● Dataset rows for apps and sites:
=-=-=-=-=

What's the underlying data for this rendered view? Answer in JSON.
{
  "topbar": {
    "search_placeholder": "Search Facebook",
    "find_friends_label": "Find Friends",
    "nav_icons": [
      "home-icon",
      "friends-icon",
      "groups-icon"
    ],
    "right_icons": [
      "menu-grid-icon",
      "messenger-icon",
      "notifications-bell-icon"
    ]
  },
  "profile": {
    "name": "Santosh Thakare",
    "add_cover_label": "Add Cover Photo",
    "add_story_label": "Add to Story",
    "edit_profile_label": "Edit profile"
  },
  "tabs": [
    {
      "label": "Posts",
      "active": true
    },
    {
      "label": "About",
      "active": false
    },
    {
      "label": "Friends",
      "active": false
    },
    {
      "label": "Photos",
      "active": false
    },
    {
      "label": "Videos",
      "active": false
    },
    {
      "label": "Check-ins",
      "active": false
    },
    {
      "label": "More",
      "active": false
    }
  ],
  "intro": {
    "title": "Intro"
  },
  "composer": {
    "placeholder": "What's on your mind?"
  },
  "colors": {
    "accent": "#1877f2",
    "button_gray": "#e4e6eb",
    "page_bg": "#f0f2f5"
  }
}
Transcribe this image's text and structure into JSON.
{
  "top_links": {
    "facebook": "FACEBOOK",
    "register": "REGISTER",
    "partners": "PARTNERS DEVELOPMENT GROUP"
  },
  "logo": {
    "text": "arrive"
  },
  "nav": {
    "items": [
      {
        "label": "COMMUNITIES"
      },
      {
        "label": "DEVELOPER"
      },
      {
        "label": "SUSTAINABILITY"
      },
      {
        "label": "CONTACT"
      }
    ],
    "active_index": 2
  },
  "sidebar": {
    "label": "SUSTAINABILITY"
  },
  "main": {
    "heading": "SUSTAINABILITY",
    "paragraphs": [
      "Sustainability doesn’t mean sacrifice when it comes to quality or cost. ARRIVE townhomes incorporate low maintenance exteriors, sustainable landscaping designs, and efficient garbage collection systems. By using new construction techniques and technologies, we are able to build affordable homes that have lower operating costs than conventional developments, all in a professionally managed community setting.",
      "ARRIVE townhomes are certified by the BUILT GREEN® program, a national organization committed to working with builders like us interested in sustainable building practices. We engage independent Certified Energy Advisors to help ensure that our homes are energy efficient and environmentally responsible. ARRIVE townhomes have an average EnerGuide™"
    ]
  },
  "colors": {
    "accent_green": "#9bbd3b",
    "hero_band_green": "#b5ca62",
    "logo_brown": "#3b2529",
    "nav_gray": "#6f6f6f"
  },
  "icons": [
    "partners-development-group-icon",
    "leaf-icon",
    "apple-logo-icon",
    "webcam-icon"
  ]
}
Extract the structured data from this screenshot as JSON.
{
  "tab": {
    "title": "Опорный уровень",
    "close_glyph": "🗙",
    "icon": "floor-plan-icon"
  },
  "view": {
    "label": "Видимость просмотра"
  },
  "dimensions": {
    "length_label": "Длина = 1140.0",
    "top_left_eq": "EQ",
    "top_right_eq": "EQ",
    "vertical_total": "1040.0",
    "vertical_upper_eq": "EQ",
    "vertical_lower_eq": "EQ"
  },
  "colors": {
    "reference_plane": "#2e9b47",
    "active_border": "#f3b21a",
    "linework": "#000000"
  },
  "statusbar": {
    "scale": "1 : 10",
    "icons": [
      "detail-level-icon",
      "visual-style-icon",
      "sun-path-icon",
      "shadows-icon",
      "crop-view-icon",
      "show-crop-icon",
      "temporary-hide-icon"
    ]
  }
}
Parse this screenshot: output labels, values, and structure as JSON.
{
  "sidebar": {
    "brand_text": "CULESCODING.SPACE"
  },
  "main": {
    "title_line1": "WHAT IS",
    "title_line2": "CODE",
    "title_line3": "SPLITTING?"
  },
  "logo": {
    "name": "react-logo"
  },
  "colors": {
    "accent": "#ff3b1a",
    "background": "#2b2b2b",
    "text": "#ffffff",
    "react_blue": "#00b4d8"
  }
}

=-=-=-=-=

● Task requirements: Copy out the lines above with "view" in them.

● Answer section:
What's the underlying data for this rendered view? Answer in JSON.
  "view": {
      "crop-view-icon",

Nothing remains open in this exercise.